--- WORK TO BE COMPLETED ---
Retrieve each line that contains the word "JSON" from the entries below.

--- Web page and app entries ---
◆ ◆ ◆

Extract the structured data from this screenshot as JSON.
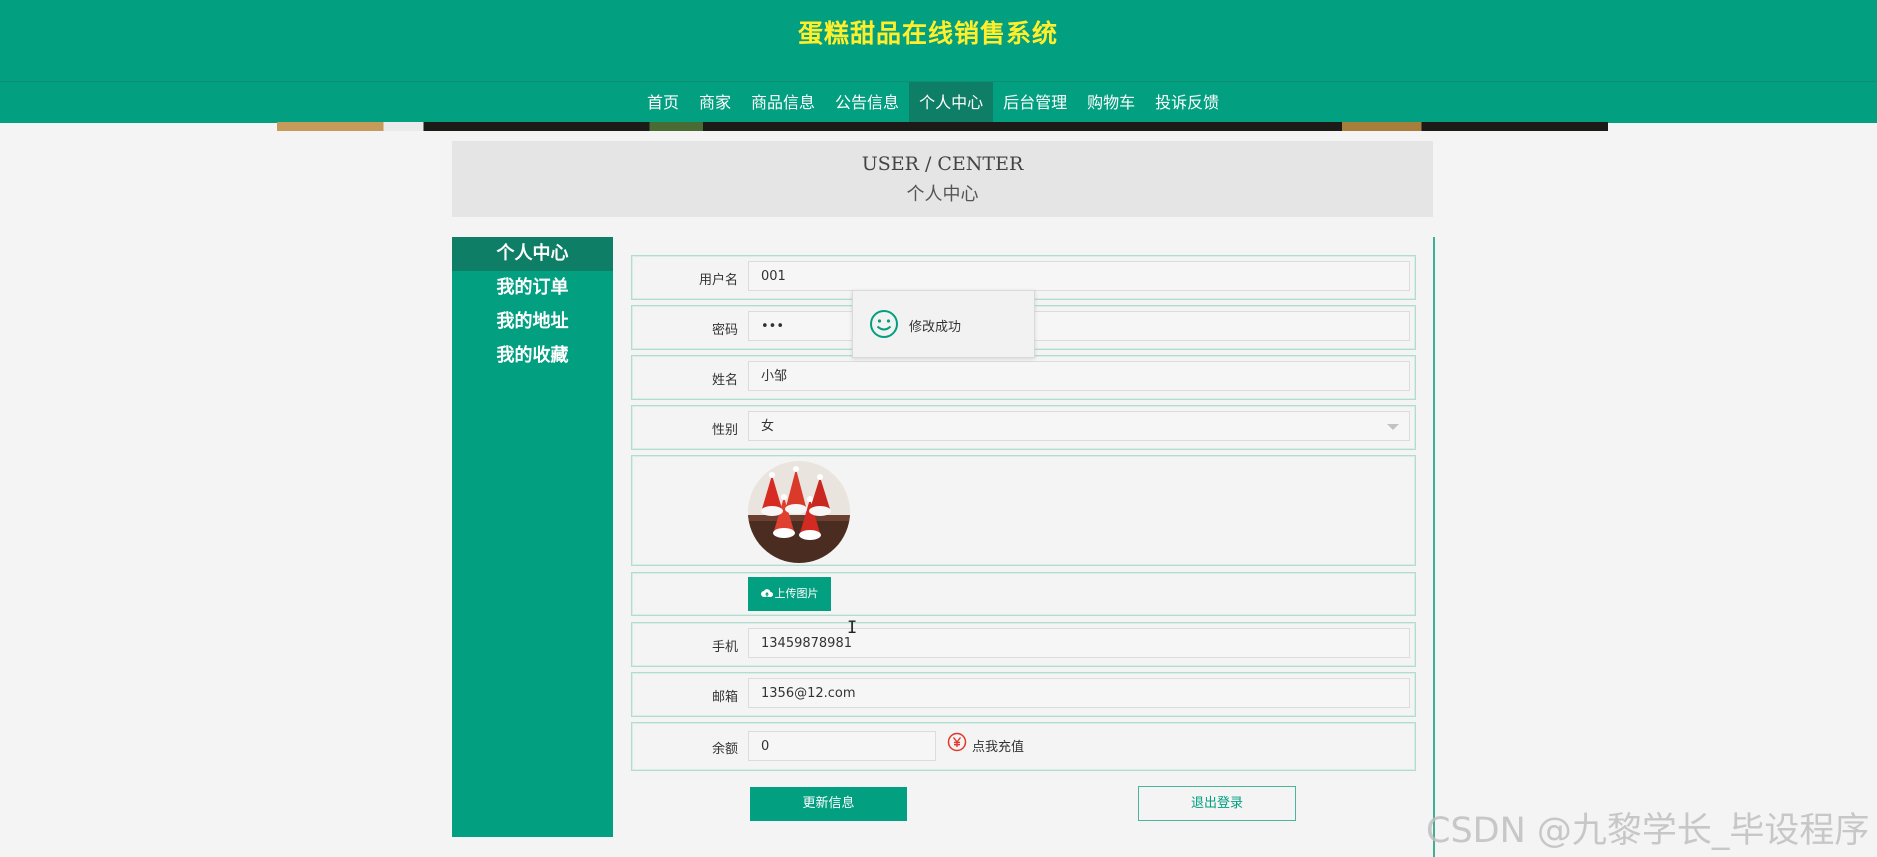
{
  "site": {
    "title": "蛋糕甜品在线销售系统"
  },
  "nav": {
    "items": [
      {
        "label": "首页"
      },
      {
        "label": "商家"
      },
      {
        "label": "商品信息"
      },
      {
        "label": "公告信息"
      },
      {
        "label": "个人中心"
      },
      {
        "label": "后台管理"
      },
      {
        "label": "购物车"
      },
      {
        "label": "投诉反馈"
      }
    ],
    "active": "个人中心"
  },
  "header": {
    "title_en": "USER / CENTER",
    "title_zh": "个人中心"
  },
  "sidebar": {
    "items": [
      {
        "label": "个人中心"
      },
      {
        "label": "我的订单"
      },
      {
        "label": "我的地址"
      },
      {
        "label": "我的收藏"
      }
    ],
    "active": "个人中心"
  },
  "form": {
    "username": {
      "label": "用户名",
      "value": "001"
    },
    "password": {
      "label": "密码",
      "value": "•••"
    },
    "name": {
      "label": "姓名",
      "value": "小邹"
    },
    "gender": {
      "label": "性别",
      "value": "女"
    },
    "upload_label": "上传图片",
    "phone": {
      "label": "手机",
      "value": "13459878981"
    },
    "email": {
      "label": "邮箱",
      "value": "1356@12.com"
    },
    "balance": {
      "label": "余额",
      "value": "0",
      "recharge_label": "点我充值"
    }
  },
  "buttons": {
    "update": "更新信息",
    "logout": "退出登录"
  },
  "toast": {
    "message": "修改成功"
  },
  "watermark": "CSDN @九黎学长_毕设程序",
  "colors": {
    "primary": "#029f80",
    "title_yellow": "#ffef2b",
    "active_dark": "#0f7e67",
    "border": "#b3dccf"
  }
}
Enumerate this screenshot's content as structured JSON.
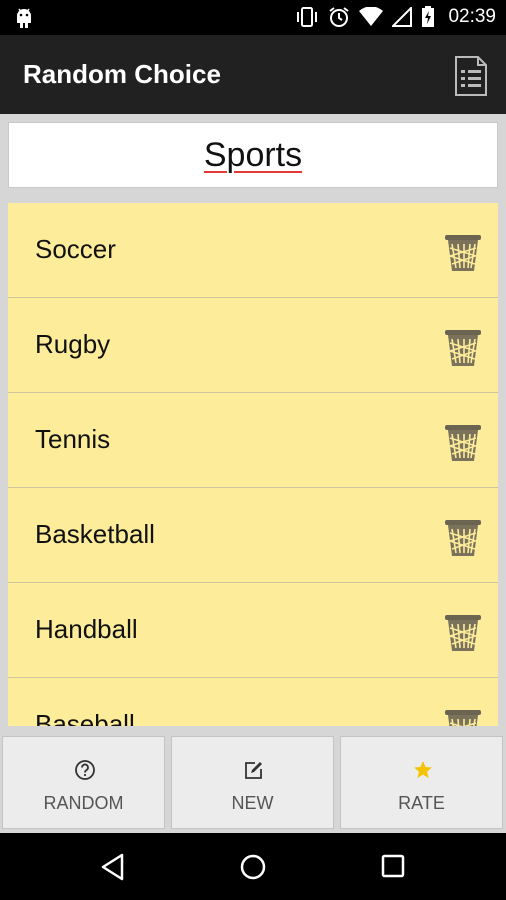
{
  "status_bar": {
    "time": "02:39"
  },
  "app_bar": {
    "title": "Random Choice"
  },
  "category": {
    "name": "Sports"
  },
  "items": [
    {
      "label": "Soccer"
    },
    {
      "label": "Rugby"
    },
    {
      "label": "Tennis"
    },
    {
      "label": "Basketball"
    },
    {
      "label": "Handball"
    },
    {
      "label": "Baseball"
    }
  ],
  "bottom_buttons": {
    "random_label": "RANDOM",
    "new_label": "NEW",
    "rate_label": "RATE"
  },
  "colors": {
    "app_bar": "#212121",
    "list_background": "#fdec9a",
    "star": "#f5c400",
    "underline": "#e53935"
  }
}
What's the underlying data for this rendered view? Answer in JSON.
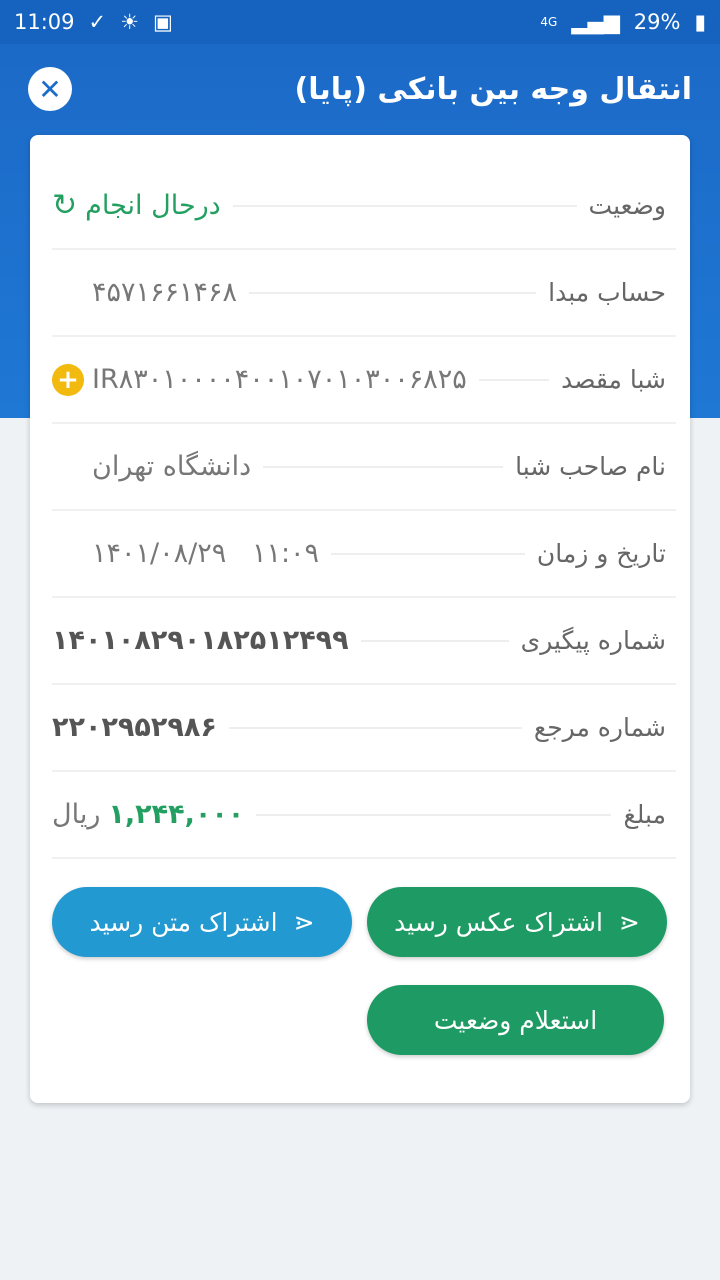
{
  "status_bar": {
    "time": "11:09",
    "battery": "29%",
    "network": "4G"
  },
  "header": {
    "title": "انتقال وجه بین بانکی (پایا)"
  },
  "rows": [
    {
      "label": "وضعیت",
      "value": "درحال انجام"
    },
    {
      "label": "حساب مبدا",
      "value": "۴۵۷۱۶۶۱۴۶۸"
    },
    {
      "label": "شبا مقصد",
      "value": "IR۸۳۰۱۰۰۰۰۴۰۰۱۰۷۰۱۰۳۰۰۶۸۲۵"
    },
    {
      "label": "نام صاحب شبا",
      "value": "دانشگاه تهران"
    },
    {
      "label": "تاریخ و زمان",
      "value": "۱۴۰۱/۰۸/۲۹   ۱۱:۰۹"
    },
    {
      "label": "شماره پیگیری",
      "value": "۱۴۰۱۰۸۲۹۰۱۸۲۵۱۲۴۹۹"
    },
    {
      "label": "شماره مرجع",
      "value": "۲۲۰۲۹۵۲۹۸۶"
    },
    {
      "label": "مبلغ",
      "value": "۱,۲۴۴,۰۰۰",
      "unit": "ریال"
    }
  ],
  "buttons": {
    "share_image": "اشتراک عکس رسید",
    "share_text": "اشتراک متن رسید",
    "inquiry": "استعلام وضعیت"
  }
}
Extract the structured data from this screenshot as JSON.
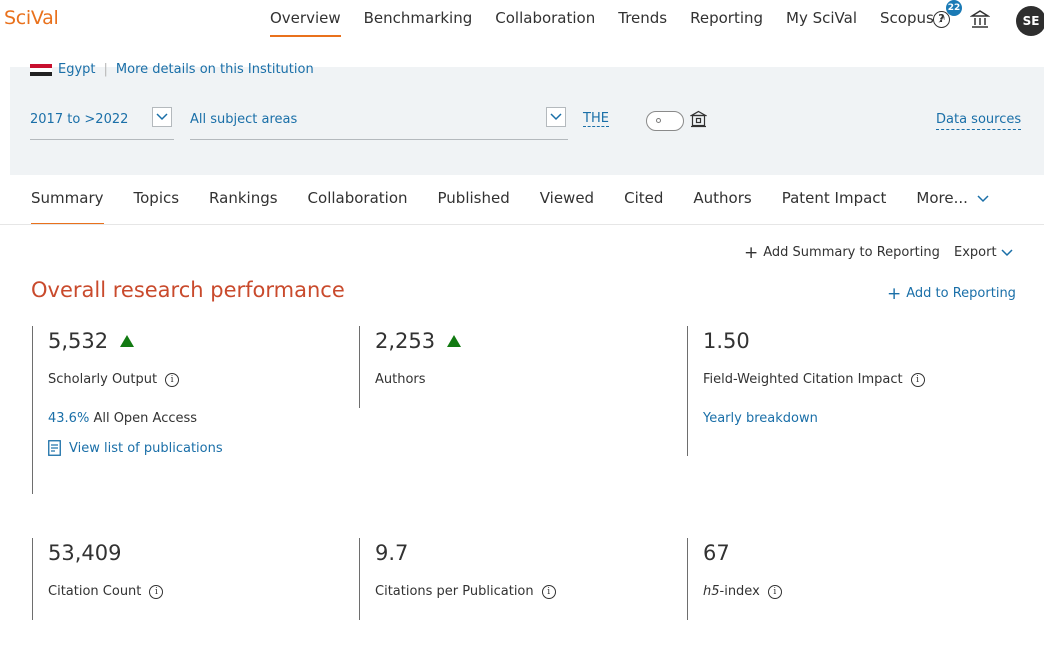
{
  "app": {
    "logo": "SciVal"
  },
  "nav": {
    "items": [
      "Overview",
      "Benchmarking",
      "Collaboration",
      "Trends",
      "Reporting",
      "My SciVal"
    ],
    "scopus": "Scopus",
    "scopus_ext": "↗",
    "help_badge": "22",
    "avatar": "SE"
  },
  "filters": {
    "country": "Egypt",
    "details_link": "More details on this Institution",
    "year_range": "2017 to >2022",
    "subject": "All subject areas",
    "ranking": "THE",
    "data_sources": "Data sources"
  },
  "tabs": {
    "items": [
      "Summary",
      "Topics",
      "Rankings",
      "Collaboration",
      "Published",
      "Viewed",
      "Cited",
      "Authors",
      "Patent Impact"
    ],
    "more": "More..."
  },
  "actions": {
    "add_summary": "Add Summary to Reporting",
    "export": "Export",
    "add_reporting": "Add to Reporting"
  },
  "section": {
    "title": "Overall research performance"
  },
  "metrics": {
    "scholarly_output": {
      "value": "5,532",
      "label": "Scholarly Output",
      "oa_pct": "43.6%",
      "oa_label": "All Open Access",
      "link": "View list of publications"
    },
    "authors": {
      "value": "2,253",
      "label": "Authors"
    },
    "fwci": {
      "value": "1.50",
      "label": "Field-Weighted Citation Impact",
      "link": "Yearly breakdown"
    },
    "citation_count": {
      "value": "53,409",
      "label": "Citation Count"
    },
    "citations_per_pub": {
      "value": "9.7",
      "label": "Citations per Publication"
    },
    "h5": {
      "value": "67",
      "label_italic": "h5",
      "label_rest": "-index"
    }
  },
  "colors": {
    "accent": "#e9711c",
    "link": "#1a6fa8",
    "title": "#c94a2c",
    "trend_up": "#127a12"
  },
  "icons": [
    "help-icon",
    "institution-icon",
    "chevron-down-icon",
    "info-icon",
    "document-icon",
    "plus-icon",
    "up-triangle-icon"
  ]
}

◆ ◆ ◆

--- YOUR RESPONSE ---
Extract the structured data from this screenshot as JSON.
Enumerate this screenshot's content as structured JSON.
What's the underlying data for this rendered view? Answer in JSON.
Extract the structured data from this screenshot as JSON.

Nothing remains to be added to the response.